If a book has the words “Barbara Metzger” on it, I have bought it, and it will stay in my Keeper Vault until the end of eternity.
What makes me such a rabid devotee of her traditional Regencies?
First, it’s the humor. I love humorous books. I can tolerate a dash of angst now and then in my reading repertoire, but it’s like eating Brussels sprouts or broccoli. I know it’s good for me to try things I’m not big on every once in a while. However, I want my reading to deflect real-life problems, not reflect them.
I can always count on Ms. Metzger’s books to distract me from the world’s insanity with her Regency-flavored brand of crazy hijinks. Some may consider her stories a bit over-the-top, but she writes them with a giddy delight that is impossible to resist.
I also love Ms. Metzger’s clever wordplay. It seems clear to me she’s having a ball writing these stories, reveling in the witty banter between her characters, and giving her narrative an exuberant twist. There’s often a little wink to the reader, letting us in on the inside joke while she points out the absurdities of Regency society and humanity in general.
And Ms. Metzger can make me misty-eyed at least once in each book, which is an admirable feat considering these are comedies of the highest order. Still, she manages a poignant moment that always has me reaching for my lace-edged monogrammed lawn handkerchief, even while I’m marveling at how such a thing is possible after all the belly laughs I’ve just experienced.
I’ve recently indulged in a re-read of several classic Metzger Regency stories that I’ve owned, and treasured, since their initial release (way back in the 20th century). So far I’ve read An Affair of Interest and Lady in Green, with Christmas Wishes and An Enchanted Affair next in the queue. I’ve temporarily misplaced The Luck of the Devil, but I’m not panicking. Yet.
While each book is as charming as ever, my favorite remains A Loyal Companion, and somehow it’s gotten even better since the first time I read it.
On the surface it’s a simple story of Sonia, a headstrong miss who is sent to London to find a husband, and Darius, the scandalous, disgraced soldier she falls in love with despite her chaperone’s efforts. But what sets this story apart is the dog, Fitz, and his keen observations in each chapter about helping Sonia find true love. It seems like a gimmick, and it is, but in the hands of a master, it is also brilliant.
Fitz is a mutt who has been Sonia’s companion since he was a puppy. He accompanies her to London, and does his dogged best to help her find a husband. When Sonia says she wants someone with a nice smile who smells good, Fitz drags home the butcher’s delivery boy. Oops.
After that disaster, Fitz realizes he has much to learn, yet he is aghast at what he discovers about human mating rituals:
Of all the courtship rituals I have studied, the London Season sounds the most bizarre.
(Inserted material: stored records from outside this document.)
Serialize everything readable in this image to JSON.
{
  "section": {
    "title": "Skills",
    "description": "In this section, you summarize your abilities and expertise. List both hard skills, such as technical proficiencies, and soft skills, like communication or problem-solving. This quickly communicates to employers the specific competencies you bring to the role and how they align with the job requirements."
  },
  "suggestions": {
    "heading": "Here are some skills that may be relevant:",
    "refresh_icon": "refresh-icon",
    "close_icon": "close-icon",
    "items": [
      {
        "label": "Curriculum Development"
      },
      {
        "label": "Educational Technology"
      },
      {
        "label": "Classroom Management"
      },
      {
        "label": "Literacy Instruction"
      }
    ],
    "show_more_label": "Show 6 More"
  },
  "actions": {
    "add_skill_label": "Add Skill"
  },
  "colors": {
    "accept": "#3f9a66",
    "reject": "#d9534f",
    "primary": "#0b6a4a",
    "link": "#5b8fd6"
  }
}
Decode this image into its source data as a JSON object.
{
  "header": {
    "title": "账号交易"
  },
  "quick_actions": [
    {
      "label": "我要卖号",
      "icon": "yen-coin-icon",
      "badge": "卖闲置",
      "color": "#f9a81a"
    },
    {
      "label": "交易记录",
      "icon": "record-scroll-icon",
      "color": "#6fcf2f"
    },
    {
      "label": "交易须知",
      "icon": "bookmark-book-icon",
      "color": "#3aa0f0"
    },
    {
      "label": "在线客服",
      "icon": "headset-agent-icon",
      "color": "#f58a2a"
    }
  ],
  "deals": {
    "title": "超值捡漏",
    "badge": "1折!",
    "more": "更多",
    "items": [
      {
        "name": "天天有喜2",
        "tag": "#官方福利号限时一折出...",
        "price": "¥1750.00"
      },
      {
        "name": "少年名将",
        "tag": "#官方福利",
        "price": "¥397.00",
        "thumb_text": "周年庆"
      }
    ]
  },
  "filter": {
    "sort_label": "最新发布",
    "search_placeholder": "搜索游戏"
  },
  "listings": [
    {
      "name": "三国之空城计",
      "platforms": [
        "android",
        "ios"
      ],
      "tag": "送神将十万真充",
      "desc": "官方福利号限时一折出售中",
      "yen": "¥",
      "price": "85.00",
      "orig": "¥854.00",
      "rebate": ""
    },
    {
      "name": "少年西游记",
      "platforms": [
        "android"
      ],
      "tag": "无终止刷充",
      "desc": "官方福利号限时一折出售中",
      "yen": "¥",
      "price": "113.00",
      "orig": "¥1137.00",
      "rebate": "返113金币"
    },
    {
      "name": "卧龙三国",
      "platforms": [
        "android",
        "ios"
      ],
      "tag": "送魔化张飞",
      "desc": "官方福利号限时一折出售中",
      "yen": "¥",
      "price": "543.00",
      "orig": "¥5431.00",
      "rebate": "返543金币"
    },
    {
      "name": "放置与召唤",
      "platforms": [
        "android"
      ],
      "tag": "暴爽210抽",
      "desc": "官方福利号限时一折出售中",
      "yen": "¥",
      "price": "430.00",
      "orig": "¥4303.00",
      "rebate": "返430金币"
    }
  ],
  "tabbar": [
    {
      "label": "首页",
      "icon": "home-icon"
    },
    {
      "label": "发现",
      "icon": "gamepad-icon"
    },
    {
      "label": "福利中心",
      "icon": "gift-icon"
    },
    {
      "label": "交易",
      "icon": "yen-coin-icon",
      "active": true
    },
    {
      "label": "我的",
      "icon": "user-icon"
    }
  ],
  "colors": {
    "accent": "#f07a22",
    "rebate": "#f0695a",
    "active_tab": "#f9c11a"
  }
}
My information comes from Muffy, the greatest feline impersonator of my experience. I have seen that cat portray a snowdrift, a dish towel, and a tea cozy. Such virtuosity!
According to Muffy. . .human persons’ mating behavior seems contrary to nature.
For one thing, the proper breeding age is arbitrarily set—by a committee, mind you—regardless of individual maturation. Then all of those selected (debutantes) to meet the most eligible males (catches) are herded together (the Marriage Mart) and dressed alike. In white, no less. The brightest colors, the most sparkly jewels, the finest plumage, are reserved for those who already have a mate! If a female loses her mate, she is forced to wear darkest black, even if she wishes to encourage another male.
In many species, the males fight for the females. Muffy says the London gentlemen often participate in fisticuffs, swordwork and marksmanship contests, even hold races. But the young women are not permitted to view these activities, or the unclad males, so how can they select the mate who is strongest, fittest, fastest, best able to protect them and their children? The debutantes are not permitted to be alone with the men, no, not even to dance more than twice in an evening with the same partner. How can they make a proper choice? No wonder they have so many ugly babies.
Fitz is an integral part to the budding romance, even willing to play canis ex machina whenever needed. When his efforts are thwarted, his exasperation is clear when he exclaims, “for barking out loud”. And in one of those hilarious “wink, wink” moments, Fitz details the difficulty of critiquing the poems of his friend Tippy the turnspit dog, and the necessity of writing what you know.
This story is but one of many wonderful Regencies penned by Ms. Metzger. Reading it is guaranteed to brighten your day, and make you wish you had your own matchmaking mutt.